What to work on: Copy all data exactly. Skip pictures.

Materials provided:
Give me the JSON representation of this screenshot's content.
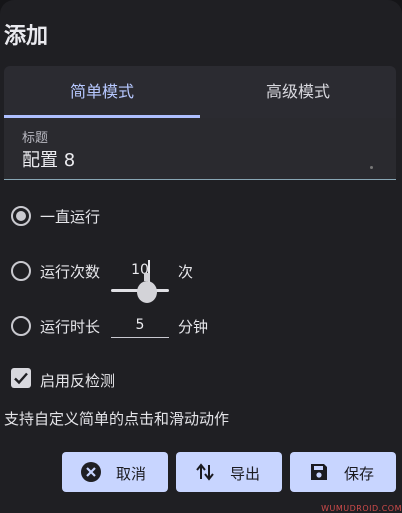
{
  "dialog": {
    "title": "添加"
  },
  "tabs": [
    {
      "label": "简单模式",
      "active": true
    },
    {
      "label": "高级模式",
      "active": false
    }
  ],
  "title_field": {
    "label": "标题",
    "value": "配置 8"
  },
  "run_options": {
    "forever": {
      "label": "一直运行",
      "selected": true
    },
    "count": {
      "label": "运行次数",
      "value": "10",
      "unit": "次",
      "selected": false
    },
    "duration": {
      "label": "运行时长",
      "value": "5",
      "unit": "分钟",
      "selected": false
    }
  },
  "anti_detect": {
    "label": "启用反检测",
    "checked": true
  },
  "description": "支持自定义简单的点击和滑动动作",
  "buttons": {
    "cancel": "取消",
    "export": "导出",
    "save": "保存"
  },
  "watermark": "WUMUDROID.COM",
  "colors": {
    "accent": "#b7c8ff",
    "button_bg": "#c8d5ff",
    "background": "#1f1f23"
  }
}
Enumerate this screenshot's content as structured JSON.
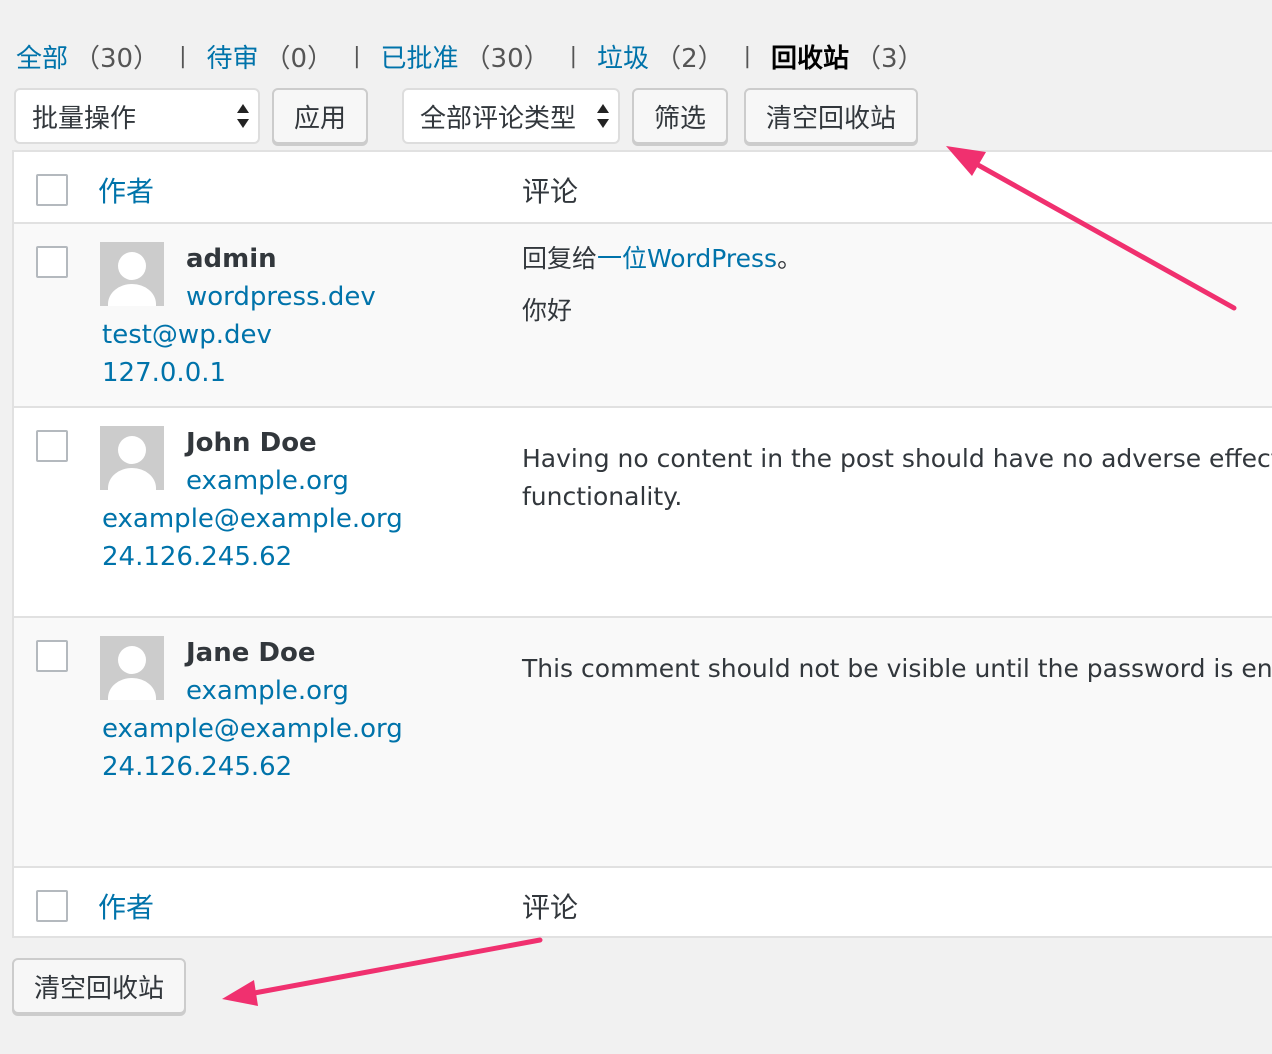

Output for this task:
Give me the JSON representation of this screenshot's content.
{
  "dialog": {
    "title": "添加"
  },
  "tabs": [
    {
      "label": "简单模式",
      "active": true
    },
    {
      "label": "高级模式",
      "active": false
    }
  ],
  "title_field": {
    "label": "标题",
    "value": "配置 8"
  },
  "run_options": {
    "forever": {
      "label": "一直运行",
      "selected": true
    },
    "count": {
      "label": "运行次数",
      "value": "10",
      "unit": "次",
      "selected": false
    },
    "duration": {
      "label": "运行时长",
      "value": "5",
      "unit": "分钟",
      "selected": false
    }
  },
  "anti_detect": {
    "label": "启用反检测",
    "checked": true
  },
  "description": "支持自定义简单的点击和滑动动作",
  "buttons": {
    "cancel": "取消",
    "export": "导出",
    "save": "保存"
  },
  "watermark": "WUMUDROID.COM",
  "colors": {
    "accent": "#b7c8ff",
    "button_bg": "#c8d5ff",
    "background": "#1f1f23"
  }
}
Enumerate this screenshot's content as structured JSON.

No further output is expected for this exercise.